The world has seen 50 years elapse since the war came to an end. Now, when I remember the many people both at home and abroad who fell victim to war, my heart is overwhelmed by a flood of emotions.
The peace and prosperity of today were built as Japan overcame great difficulty to arise from a devastated land after defeat in war. That achievement is something of which we are proud, and let me herein express my heartfelt admiration for the wisdom and untiring effort of each and every one of our citizens. Let me also express once again my profound gratitude for the indispensable support and assistance extended to Japan by the countries of the world, beginning with the United States of America. I am also delighted that we have been able to build the friendly relations which we enjoy today with the neighboring countries of the Asia-Pacific region, the United States and the countries of Europe.
Now that Japan has come to enjoy peace and abundance, we tend to overlook the pricelessness and blessings of peace. Our task is toconvey to younger generations the horrors of war, so that we never repeat the errors in our history. I believe that, as we join hands, especially with the peoples of neighboring countries, to ensure true peace in the Asia- Pacific region -- indeed in the entire world -- it is necessary, more than anything else, that we foster relations with all countries based on deep understanding and trust. Guided by this conviction, the Government has launched the Peace, Friendship and Exchange Initiative, which consists of two parts promoting: support for historical research into relations in the modern era between Japan and the neighboring countries of Asia and elsewhere; and rapid expansion of exchanges with those countries. Furthermore, I will continue in all sincerity to do my utmost in efforts being made on the issues arisen from the war, in order to further strengthen the relations of trust between Japan and those countries.
Now, upon this historic occasion of the 50th anniversary of the war's end, we should bear in mind that we must look into the past to learn from the lessons of history, and ensure that we do not stray from the path to the peace and prosperity of human society in the future.

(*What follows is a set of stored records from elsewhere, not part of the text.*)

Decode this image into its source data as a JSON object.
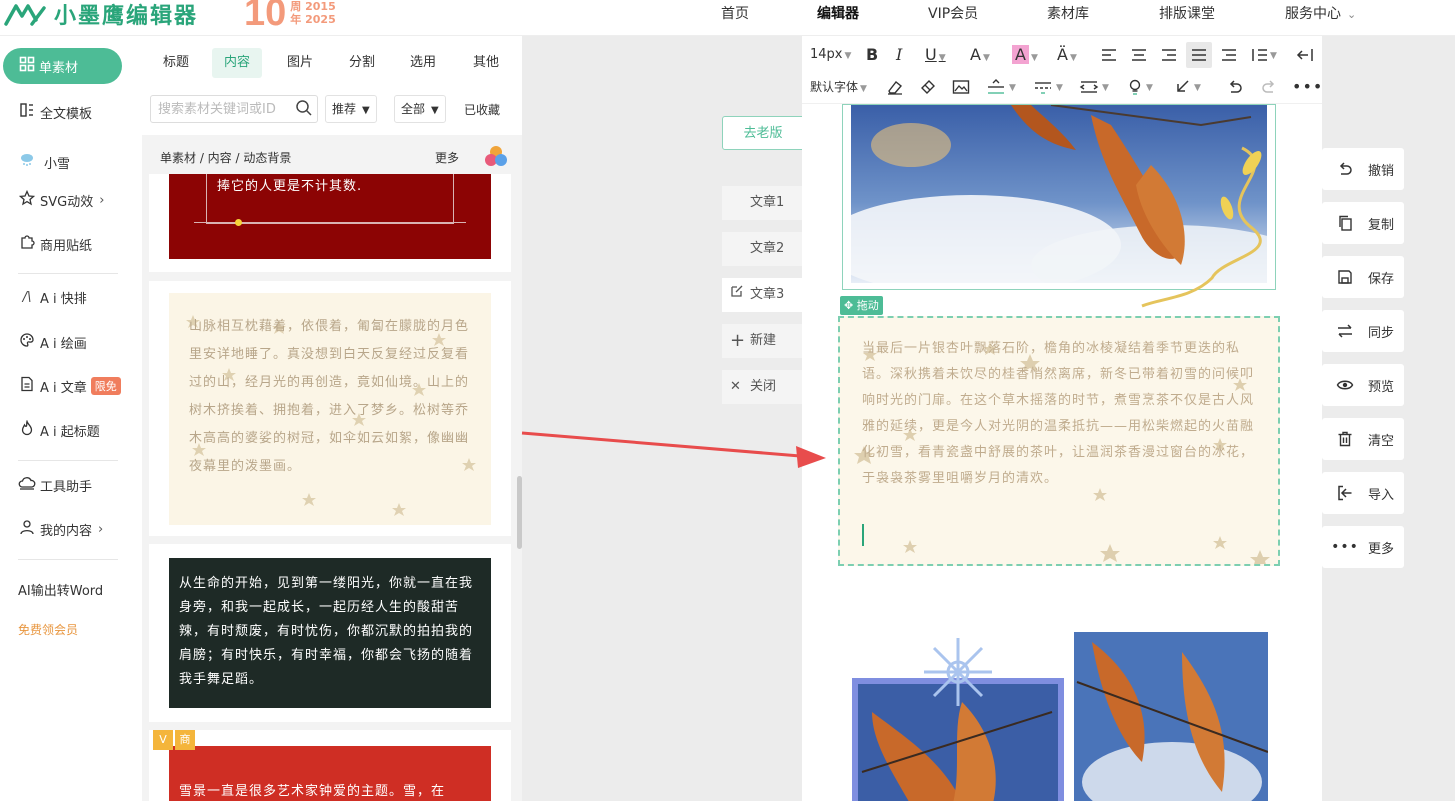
{
  "app": {
    "logo_text": "小墨鹰编辑器",
    "anniversary_number": "10",
    "anniversary_line1": "周 2015",
    "anniversary_line2": "年 2025",
    "brand_color": "#4dbc96"
  },
  "nav": {
    "items": [
      {
        "label": "首页",
        "active": false
      },
      {
        "label": "编辑器",
        "active": true
      },
      {
        "label": "VIP会员",
        "active": false
      },
      {
        "label": "素材库",
        "active": false
      },
      {
        "label": "排版课堂",
        "active": false
      },
      {
        "label": "服务中心",
        "active": false,
        "caret": "⌄"
      }
    ]
  },
  "sidebar": {
    "primary_button": "单素材",
    "items": [
      {
        "label": "全文模板",
        "icon": "template-icon"
      },
      {
        "label": "小雪",
        "icon": "snow-cloud-icon"
      },
      {
        "label": "SVG动效",
        "icon": "star-icon",
        "chevron": "›"
      },
      {
        "label": "商用贴纸",
        "icon": "puzzle-icon"
      },
      {
        "label": "A i 快排",
        "icon": "ai-icon"
      },
      {
        "label": "A i 绘画",
        "icon": "palette-icon"
      },
      {
        "label": "A i 文章",
        "icon": "doc-icon",
        "badge": "限免"
      },
      {
        "label": "A i 起标题",
        "icon": "flame-icon"
      },
      {
        "label": "工具助手",
        "icon": "cloud-tool-icon"
      },
      {
        "label": "我的内容",
        "icon": "user-icon",
        "chevron": "›"
      },
      {
        "label": "AI输出转Word",
        "icon": ""
      },
      {
        "label": "免费领会员",
        "icon": ""
      }
    ]
  },
  "material": {
    "tabs": [
      {
        "label": "标题",
        "active": false
      },
      {
        "label": "内容",
        "active": true
      },
      {
        "label": "图片",
        "active": false
      },
      {
        "label": "分割",
        "active": false
      },
      {
        "label": "选用",
        "active": false
      },
      {
        "label": "其他",
        "active": false
      }
    ],
    "search_placeholder": "搜索素材关键词或ID",
    "filter_sort": "推荐",
    "filter_scope": "全部",
    "collected": "已收藏",
    "breadcrumb": "单素材 / 内容 / 动态背景",
    "more": "更多",
    "cards": [
      {
        "text": "捧它的人更是不计其数."
      },
      {
        "text": "山脉相互枕藉着，依偎着，匍匐在朦胧的月色里安详地睡了。真没想到白天反复经过反复看过的山，经月光的再创造，竟如仙境。山上的树木挤挨着、拥抱着，进入了梦乡。松树等乔木高高的婆娑的树冠，如伞如云如絮，像幽幽夜幕里的泼墨画。"
      },
      {
        "text": "从生命的开始，见到第一缕阳光，你就一直在我身旁，和我一起成长，一起历经人生的酸甜苦辣，有时颓废，有时忧伤，你都沉默的拍拍我的肩膀；有时快乐，有时幸福，你都会飞扬的随着我手舞足蹈。"
      },
      {
        "badges": [
          "V",
          "商"
        ],
        "text": "雪景一直是很多艺术家钟爱的主题。雪，在"
      }
    ]
  },
  "article_tabs": {
    "old_version": "去老版",
    "items": [
      {
        "label": "文章1",
        "active": false
      },
      {
        "label": "文章2",
        "active": false
      },
      {
        "label": "文章3",
        "active": true,
        "icon": "edit-icon"
      },
      {
        "label": "新建",
        "active": false,
        "icon": "plus-icon"
      },
      {
        "label": "关闭",
        "active": false,
        "icon": "close-icon"
      }
    ]
  },
  "editor": {
    "font_size": "14px",
    "font_family": "默认字体",
    "drag_tag": "拖动",
    "selected_text": "当最后一片银杏叶飘落石阶，檐角的冰棱凝结着季节更迭的私语。深秋携着未饮尽的桂香悄然离席，新冬已带着初雪的问候叩响时光的门扉。在这个草木摇落的时节，煮雪烹茶不仅是古人风雅的延续，更是今人对光阴的温柔抵抗——用松柴燃起的火苗融化初雪，看青瓷盏中舒展的茶叶，让温润茶香漫过窗台的冰花，于袅袅茶雾里咀嚼岁月的清欢。"
  },
  "actions": [
    {
      "label": "撤销",
      "icon": "undo-icon"
    },
    {
      "label": "复制",
      "icon": "copy-icon"
    },
    {
      "label": "保存",
      "icon": "save-icon"
    },
    {
      "label": "同步",
      "icon": "sync-icon"
    },
    {
      "label": "预览",
      "icon": "eye-icon"
    },
    {
      "label": "清空",
      "icon": "trash-icon"
    },
    {
      "label": "导入",
      "icon": "import-icon"
    },
    {
      "label": "更多",
      "icon": "more-icon"
    }
  ]
}
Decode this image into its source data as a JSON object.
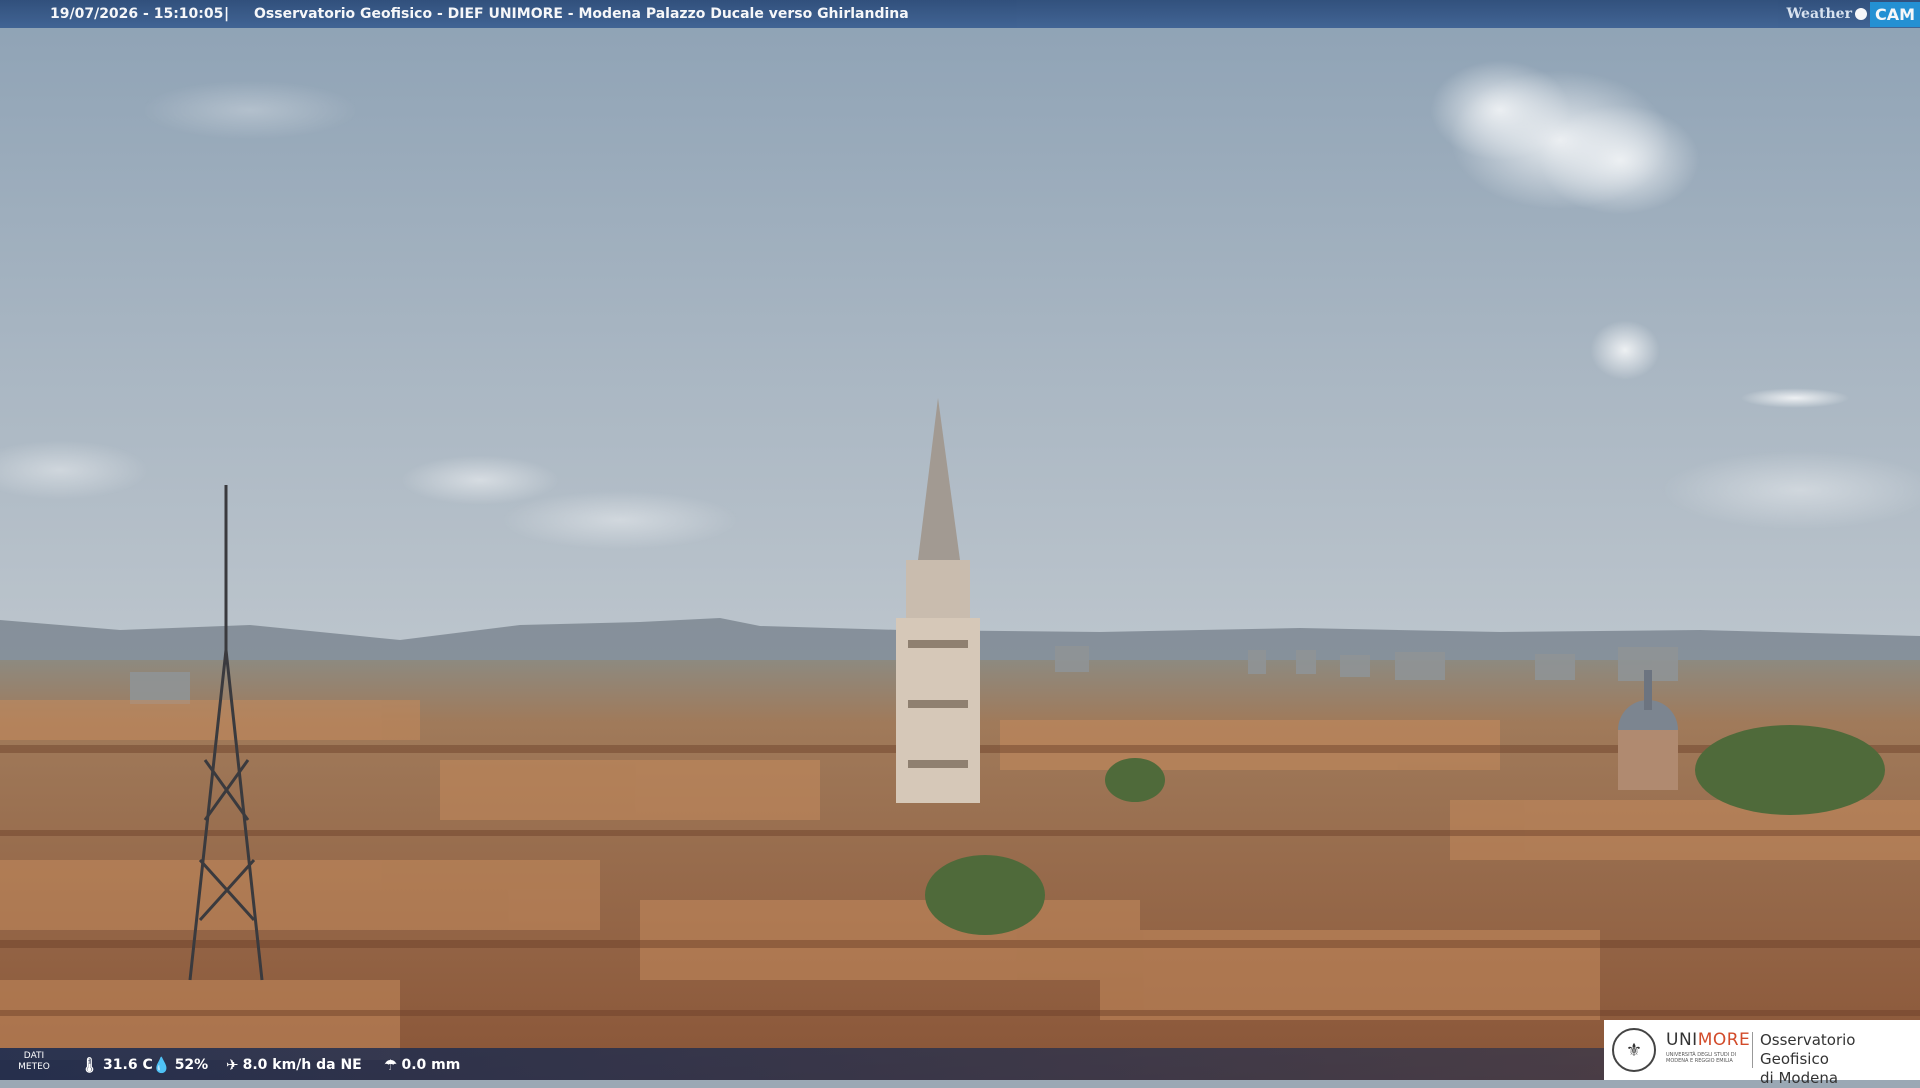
{
  "header": {
    "timestamp": "19/07/2026 - 15:10:05",
    "separator": "|",
    "title": "Osservatorio Geofisico - DIEF UNIMORE - Modena Palazzo Ducale verso Ghirlandina",
    "logo_weather": "Weather",
    "logo_cam": "CAM"
  },
  "weather": {
    "label_line1": "DATI",
    "label_line2": "METEO",
    "temperature": "31.6 C",
    "humidity": "52%",
    "wind": "8.0 km/h da NE",
    "rain": "0.0 mm"
  },
  "institution": {
    "name_prefix": "UNI",
    "name_suffix": "MORE",
    "subtitle": "UNIVERSITÀ DEGLI STUDI DI MODENA E REGGIO EMILIA",
    "observatory_line1": "Osservatorio Geofisico",
    "observatory_line2": "di Modena"
  },
  "icons": [
    "thermometer-icon",
    "humidity-icon",
    "wind-icon",
    "rain-icon"
  ],
  "colors": {
    "bar": "#2f5285",
    "accent": "#d24b2a",
    "roof": "#b5784f",
    "sky": "#a9b8c6"
  }
}
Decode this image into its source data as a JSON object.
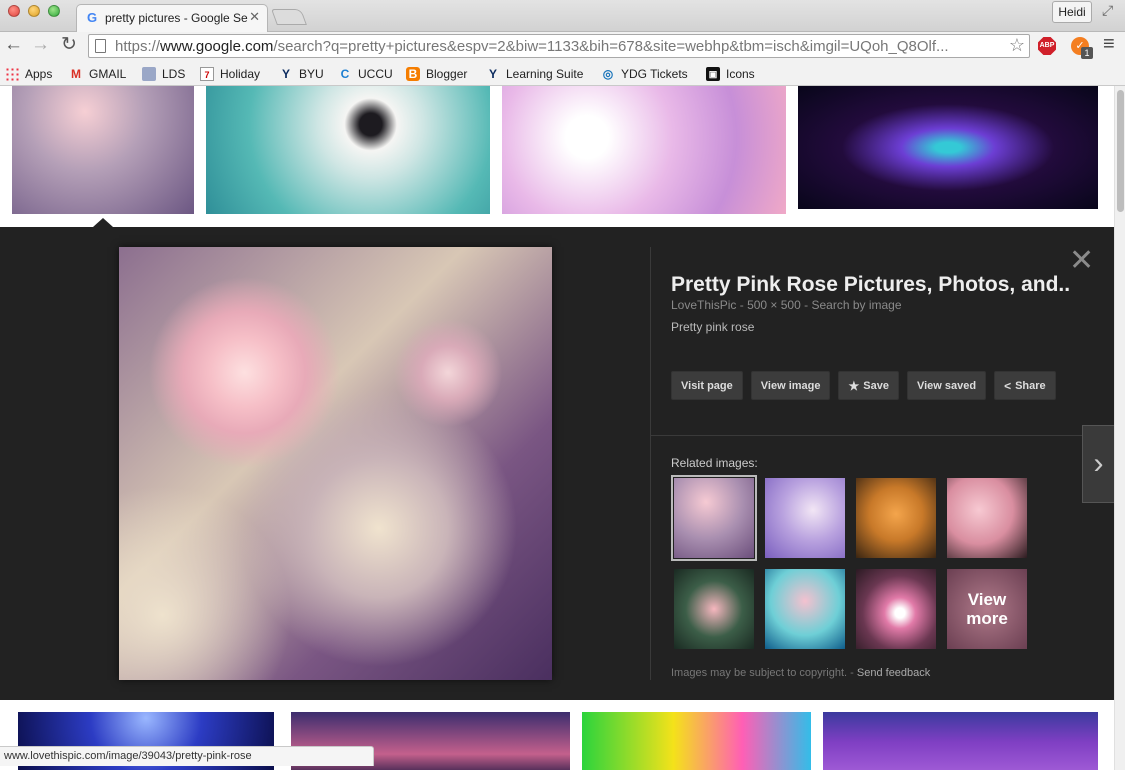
{
  "browser": {
    "tab_title": "pretty pictures - Google Se",
    "profile_name": "Heidi",
    "url_scheme": "https://",
    "url_host": "www.google.com",
    "url_path": "/search?q=pretty+pictures&espv=2&biw=1133&bih=678&site=webhp&tbm=isch&imgil=UQoh_Q8Olf...",
    "extension_badge": "1",
    "abp_label": "ABP",
    "status_url": "www.lovethispic.com/image/39043/pretty-pink-rose"
  },
  "bookmarks": [
    {
      "label": "Apps",
      "icon": "apps-grid-icon"
    },
    {
      "label": "GMAIL",
      "icon": "gmail-icon"
    },
    {
      "label": "LDS",
      "icon": "lds-icon"
    },
    {
      "label": "Holiday",
      "icon": "calendar-icon"
    },
    {
      "label": "BYU",
      "icon": "byu-icon"
    },
    {
      "label": "UCCU",
      "icon": "uccu-icon"
    },
    {
      "label": "Blogger",
      "icon": "blogger-icon"
    },
    {
      "label": "Learning Suite",
      "icon": "byu-icon"
    },
    {
      "label": "YDG Tickets",
      "icon": "ydg-icon"
    },
    {
      "label": "Icons",
      "icon": "icons-icon"
    }
  ],
  "viewer": {
    "title": "Pretty Pink Rose Pictures, Photos, and...",
    "source": "LoveThisPic",
    "dimensions": "500 × 500",
    "search_by_image": "Search by image",
    "separator": "-",
    "description": "Pretty pink rose",
    "actions": {
      "visit_page": "Visit page",
      "view_image": "View image",
      "save": "Save",
      "view_saved": "View saved",
      "share": "Share"
    },
    "related_label": "Related images:",
    "view_more_line1": "View",
    "view_more_line2": "more",
    "copyright_note": "Images may be subject to copyright.",
    "send_feedback": "Send feedback"
  },
  "colors": {
    "panel_bg": "#222222",
    "button_bg": "#3c3c3c",
    "tab_favicon": "#4285f4"
  }
}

During a certain period in the not too distant past, Japan, following a mistaken national policy, advanced along the road to war, only to ensnare the Japanese people in a fateful crisis, and, through its colonial rule and aggression, caused tremendous damage and suffering to the people of many countries, particularly to those of Asian nations. In the hope that no such mistake be made in the future, I regard, in a spirit of humility, these irrefutable facts of history, and express here once again my feelings of deep remorse and state my heartfelt apology. Allow me also to express my feelings of profound mourning for all victims, both at home and abroad, of that history.
Building from our deep remorse on this occasion of the 50th anniversary of the end of the war, Japan must eliminate self-righteous nationalism, promote international coordination as a responsible member of the international community and, thereby, advance the principles of peace and democracy. At the same time, as the only country to have experienced the devastation of atomic bombing, Japan, with a view to the ultimate elimination of nuclear weapons, must actively strive to further global disarmament in areas such as the strengthening of the nuclear non-proliferation regime. It is my conviction that in this way alone can Japan atone for its past and lay to rest the spirits of those who perished.
It is said that one can rely on good faith. And so, at this time of remembrance, I declare to the people of Japan and abroad my intention to make good faith the foundation of our Government policy, and this is my vow.
Published: Friday, December 10, 2004
© 2014. The Regents of the University of California. All rights reserved.